I began to appreciate her perseverance even if I had to carry all the heavy furniture on each trip. This trail of early rising, many miles, and small profits eventually led to her Holy Grail when my mother opened up a store called Made In America in 1981. It contained a vibrant display of the best of Americana, overflowing with folk art and antique quilts. For four years, it did excellent business and helped my mother reach the next pinnacle of her career. Since her first publication, Wendy had continued writing articles on folk art for various magazines. Using her formidable networking skills, she translated this early success into a book deal with Alfred A. Knopf.
In 1982, Wendy's first coffee table picture book, American Folk Dolls, was published to excellent reviews, including in Timemagazine and New York Magazine. At last, she felt she had arrived in mainstream America. The publication led directly to her curating a museum show, "Children's Children: American Folk Dolls," at the American Folk Art Museum in New York City in 1983.

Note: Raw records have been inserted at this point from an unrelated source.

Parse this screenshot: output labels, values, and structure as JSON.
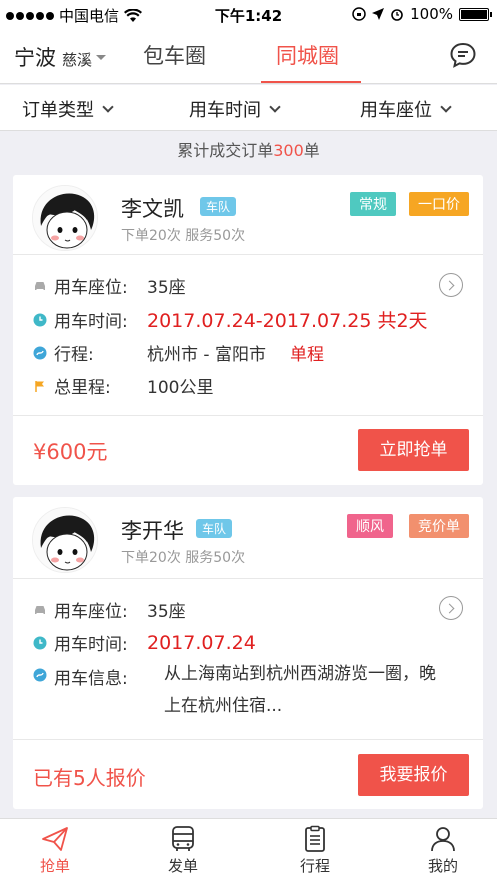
{
  "status_bar": {
    "carrier": "中国电信",
    "time": "下午1:42",
    "battery": "100%"
  },
  "top_nav": {
    "city": "宁波",
    "district": "慈溪",
    "tabs": [
      {
        "label": "包车圈",
        "active": false
      },
      {
        "label": "同城圈",
        "active": true
      }
    ],
    "message_icon": "chat-bubble-icon"
  },
  "filters": [
    "订单类型",
    "用车时间",
    "用车座位"
  ],
  "summary": {
    "prefix": "累计成交订单",
    "count": "300",
    "suffix": "单"
  },
  "cards": [
    {
      "name": "李文凯",
      "team_badge": "车队",
      "stats": "下单20次 服务50次",
      "tags": [
        {
          "label": "常规",
          "color": "#4fc9c0"
        },
        {
          "label": "一口价",
          "color": "#f6a623"
        }
      ],
      "rows": [
        {
          "icon": "car-icon",
          "label": "用车座位:",
          "value": "35座",
          "highlight": false,
          "extra": ""
        },
        {
          "icon": "clock-icon",
          "label": "用车时间:",
          "value": "2017.07.24-2017.07.25 共2天",
          "highlight": true,
          "extra": ""
        },
        {
          "icon": "route-icon",
          "label": "行程:",
          "value": "杭州市 - 富阳市",
          "highlight": false,
          "extra": "单程"
        },
        {
          "icon": "flag-icon",
          "label": "总里程:",
          "value": "100公里",
          "highlight": false,
          "extra": ""
        }
      ],
      "price": "¥600元",
      "action": "立即抢单"
    },
    {
      "name": "李开华",
      "team_badge": "车队",
      "stats": "下单20次 服务50次",
      "tags": [
        {
          "label": "顺风",
          "color": "#f0648c"
        },
        {
          "label": "竞价单",
          "color": "#f2906e"
        }
      ],
      "rows": [
        {
          "icon": "car-icon",
          "label": "用车座位:",
          "value": "35座",
          "highlight": false,
          "extra": ""
        },
        {
          "icon": "clock-icon",
          "label": "用车时间:",
          "value": "2017.07.24",
          "highlight": true,
          "extra": ""
        },
        {
          "icon": "route-icon",
          "label": "用车信息:",
          "value": "从上海南站到杭州西湖游览一圈，晚",
          "value2": "上在杭州住宿...",
          "highlight": false,
          "extra": ""
        }
      ],
      "price": "已有5人报价",
      "action": "我要报价"
    }
  ],
  "tab_bar": [
    {
      "label": "抢单",
      "icon": "paper-plane-icon",
      "active": true
    },
    {
      "label": "发单",
      "icon": "bus-icon",
      "active": false
    },
    {
      "label": "行程",
      "icon": "clipboard-icon",
      "active": false
    },
    {
      "label": "我的",
      "icon": "person-icon",
      "active": false
    }
  ],
  "colors": {
    "accent": "#f0534a",
    "team_badge": "#6fc7e9",
    "clock": "#3fb8c8",
    "route": "#3fa6d8",
    "flag": "#f5a623"
  }
}
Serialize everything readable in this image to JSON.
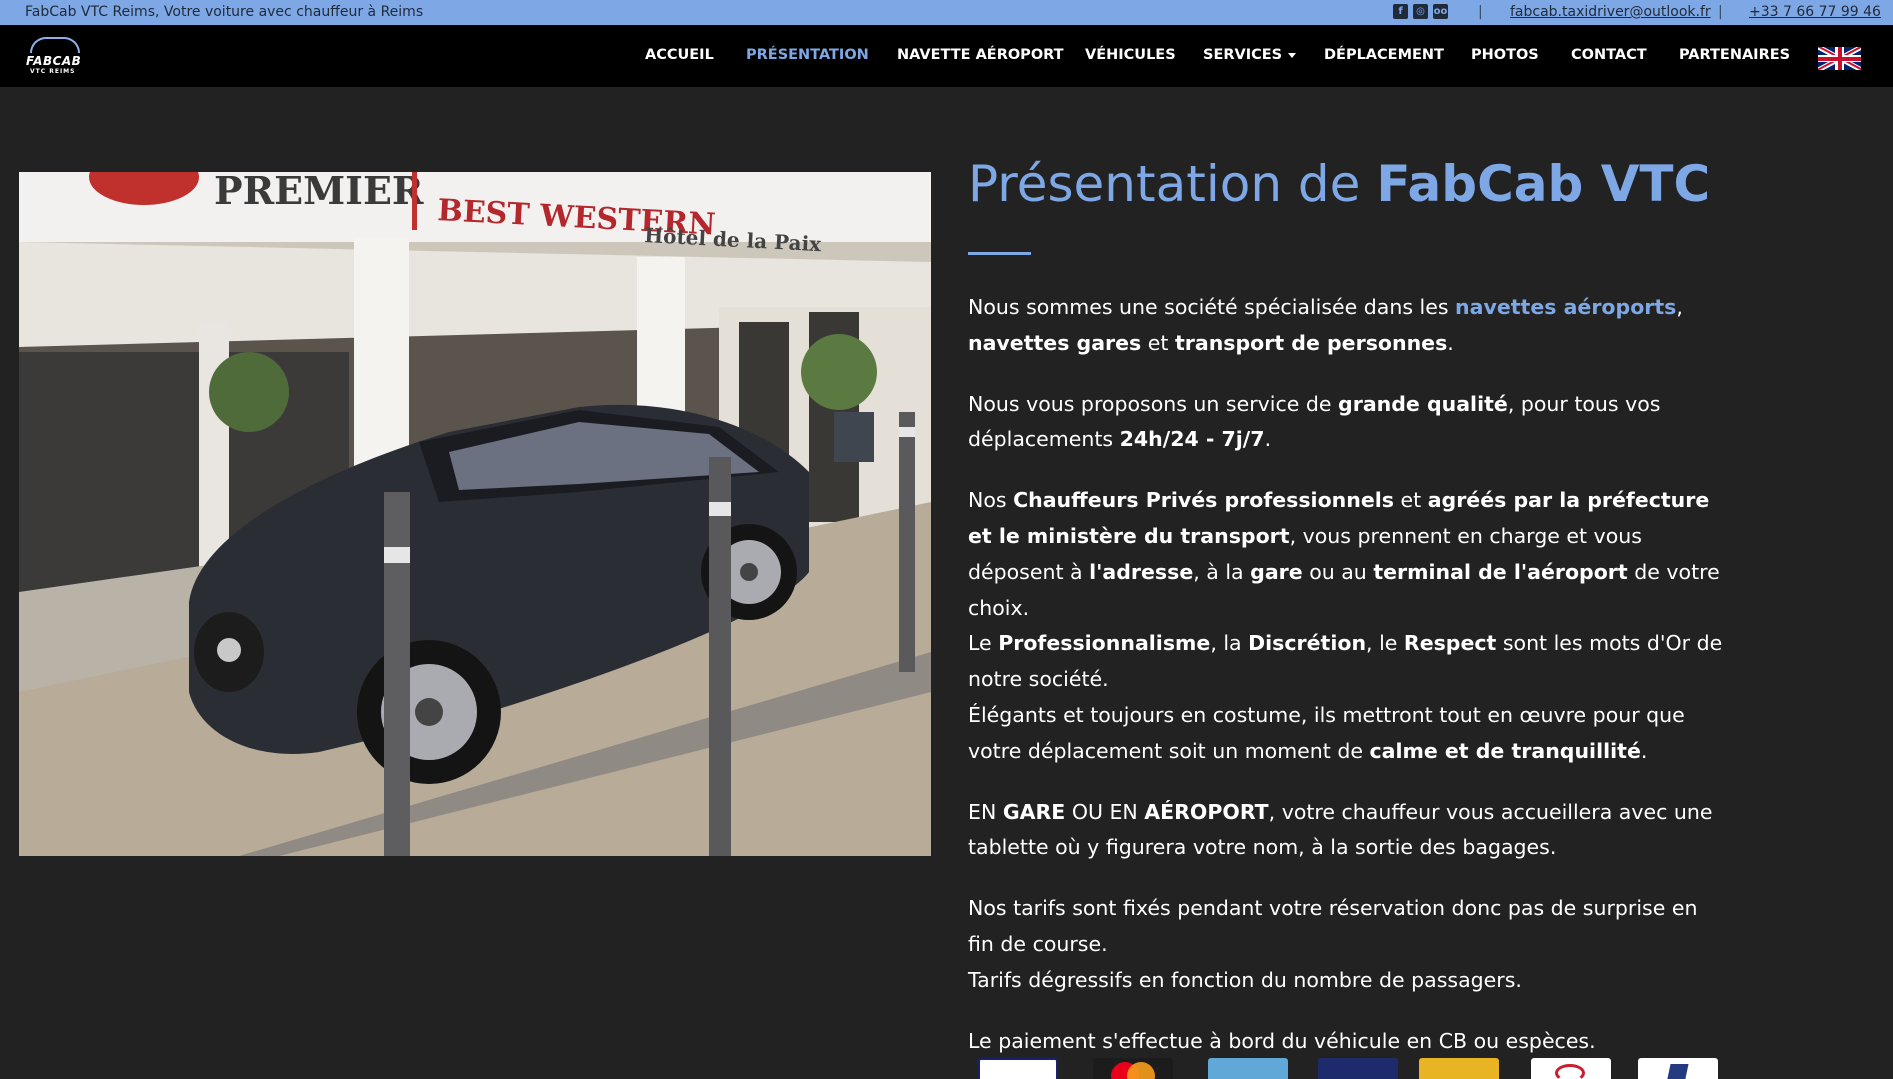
{
  "topbar": {
    "tagline": "FabCab VTC Reims, Votre voiture avec chauffeur à Reims",
    "email": "fabcab.taxidriver@outlook.fr",
    "phone": "+33 7 66 77 99 46",
    "separator": "|",
    "social_icons": [
      "facebook-icon",
      "instagram-icon",
      "tripadvisor-icon"
    ]
  },
  "logo": {
    "name": "FABCAB",
    "sub": "VTC REIMS"
  },
  "nav": {
    "items": [
      {
        "label": "ACCUEIL"
      },
      {
        "label": "PRÉSENTATION",
        "active": true
      },
      {
        "label": "NAVETTE AÉROPORT"
      },
      {
        "label": "VÉHICULES"
      },
      {
        "label": "SERVICES"
      },
      {
        "label": "DÉPLACEMENT"
      },
      {
        "label": "PHOTOS"
      },
      {
        "label": "CONTACT"
      },
      {
        "label": "PARTENAIRES"
      }
    ],
    "language_flag": "uk-flag-icon"
  },
  "photo": {
    "signs": [
      "PREMIER",
      "BEST WESTERN",
      "Hôtel de la Paix"
    ]
  },
  "main": {
    "title_prefix": "Présentation de ",
    "title_brand": "FabCab VTC",
    "p1": {
      "t1": "Nous sommes une société spécialisée dans les ",
      "link": "navettes aéroports",
      "t2": ",",
      "b1": "navettes gares",
      "t3": " et ",
      "b2": "transport de personnes",
      "t4": "."
    },
    "p2": {
      "t1": "Nous vous proposons un service de ",
      "b1": "grande qualité",
      "t2": ", pour tous vos déplacements ",
      "b2": "24h/24 - 7j/7",
      "t3": "."
    },
    "p3": {
      "t1": "Nos ",
      "b1": "Chauffeurs Privés professionnels",
      "t2": " et ",
      "b2": "agréés par la préfecture et le ministère du transport",
      "t3": ", vous prennent en charge et vous déposent à ",
      "b3": "l'adresse",
      "t4": ", à la ",
      "b4": "gare",
      "t5": " ou au ",
      "b5": "terminal de l'aéroport",
      "t6": " de votre choix.",
      "t7": "Le ",
      "b6": "Professionnalisme",
      "t8": ", la ",
      "b7": "Discrétion",
      "t9": ", le ",
      "b8": "Respect",
      "t10": " sont les mots d'Or de notre société.",
      "t11": "Élégants et toujours en costume, ils mettront tout en œuvre pour que votre déplacement soit un moment de ",
      "b9": "calme et de tranquillité",
      "t12": "."
    },
    "p4": {
      "t1": "EN ",
      "b1": "GARE",
      "t2": " OU EN ",
      "b2": "AÉROPORT",
      "t3": ", votre chauffeur vous accueillera avec une tablette où y figurera votre nom, à la sortie des bagages."
    },
    "p5": {
      "t1": "Nos tarifs sont fixés pendant votre réservation donc pas de surprise en fin de course.",
      "t2": "Tarifs dégressifs en fonction du nombre de passagers."
    },
    "p6": "Le paiement s'effectue à bord du véhicule en CB ou espèces."
  },
  "payments": [
    "visa-icon",
    "mastercard-icon",
    "amex-icon",
    "cb-icon",
    "cheque-icon",
    "ancv-icon",
    "paypal-icon"
  ],
  "colors": {
    "accent": "#7ea7e6",
    "background": "#222222",
    "nav": "#000000"
  }
}
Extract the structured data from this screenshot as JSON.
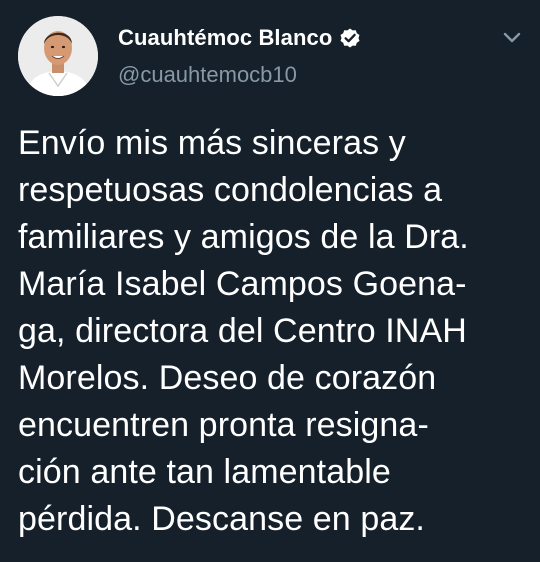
{
  "tweet": {
    "display_name": "Cuauhtémoc Blanco",
    "handle": "@cuauhtemocb10",
    "verified": true,
    "text_lines": [
      "Envío mis más sinceras y",
      "respetuosas condolencias a",
      "familiares y amigos de la Dra.",
      "María Isabel Campos Goena-",
      "ga, directora del Centro INAH",
      "Morelos. Deseo de corazón",
      "encuentren pronta resigna-",
      "ción ante tan lamentable",
      "pérdida. Descanse en paz."
    ]
  },
  "icons": {
    "avatar": "profile-photo",
    "verified_badge": "verified-badge-icon",
    "menu_caret": "chevron-down-icon"
  },
  "colors": {
    "background": "#15202b",
    "name": "#ffffff",
    "handle": "#8899a6",
    "text": "#ffffff",
    "caret": "#8899a6"
  }
}
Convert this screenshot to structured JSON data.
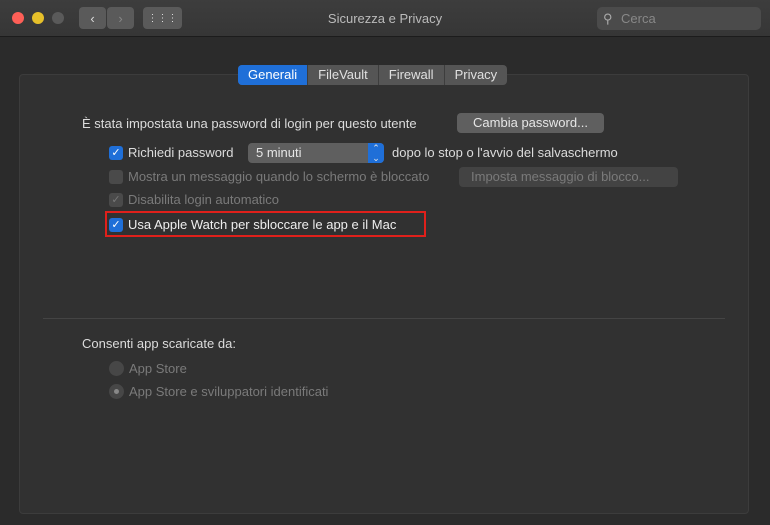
{
  "window": {
    "title": "Sicurezza e Privacy",
    "search_placeholder": "Cerca"
  },
  "tabs": [
    {
      "label": "Generali",
      "active": true
    },
    {
      "label": "FileVault"
    },
    {
      "label": "Firewall"
    },
    {
      "label": "Privacy"
    }
  ],
  "general": {
    "password_text": "È stata impostata una password di login per questo utente",
    "change_password": "Cambia password...",
    "require_password": {
      "label": "Richiedi password",
      "checked": true,
      "value": "5 minuti",
      "suffix": "dopo lo stop o l'avvio del salvaschermo"
    },
    "show_message": {
      "label": "Mostra un messaggio quando lo schermo è bloccato",
      "checked": false,
      "disabled": true,
      "button": "Imposta messaggio di blocco..."
    },
    "disable_auto_login": {
      "label": "Disabilita login automatico",
      "checked": true,
      "disabled": true
    },
    "apple_watch": {
      "label": "Usa Apple Watch per sbloccare le app e il Mac",
      "checked": true,
      "highlighted": true
    },
    "allow_apps_label": "Consenti app scaricate da:",
    "allow_options": [
      {
        "label": "App Store",
        "selected": false
      },
      {
        "label": "App Store e sviluppatori identificati",
        "selected": true
      }
    ]
  },
  "colors": {
    "accent": "#1f6fd8",
    "highlight": "#e0201b"
  }
}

Never resting on her laurels, this initial success led my mom to a long career of publishing and lecturing. Wendy has published five other books, including Animals in American Folk Art andContemporary Pictorial Quilts. As my mother researched her books, she often needed to visit various museums in New England. On the pretext of taking me to camp in Maine, we headed up the coast, stopping at antique fairs and historical societies. To bolster my lagging enthusiasm, she promised to stop at any amusement park we passed on the way and even go on the dreaded roller coaster with me. She recalls that one in Rhode Island almost did her in.
Wendy has gone on to publish countless magazine articles and curate a number of museum shows. Her courage is reflected in the choice she made when she decided to have cosmetic surgery in 1987. She wrote an article about her face-lift for Salt Lake Magazine that included a thirty-day diary of her recovery. She believed she could help other women make the right choice in regards to cosmetic surgery by being open. Arguably, she had one of the most public face-lifts at a time when most women preferred to keep them veiled in secrecy.
Wendy was a stay-at-home mom throughout her early career. She always was present for her husband and children, and in fact just celebrated her forty-ninth wedding anniversary. As her son, I do not recall a single time when I ever resented her choice to go for her passion. Rather, I am so proud of what she has accomplished. By finding a precise balance between her career and her family, my mother enriched my life by making me part of the journey she has taken since that fateful day in 1978. Yes, my mother is my hero, and I hope to be able to emulate her success, her passion and her determination in my ventures. Wendy's success reveals a wonderful truth — it is possible to have it all.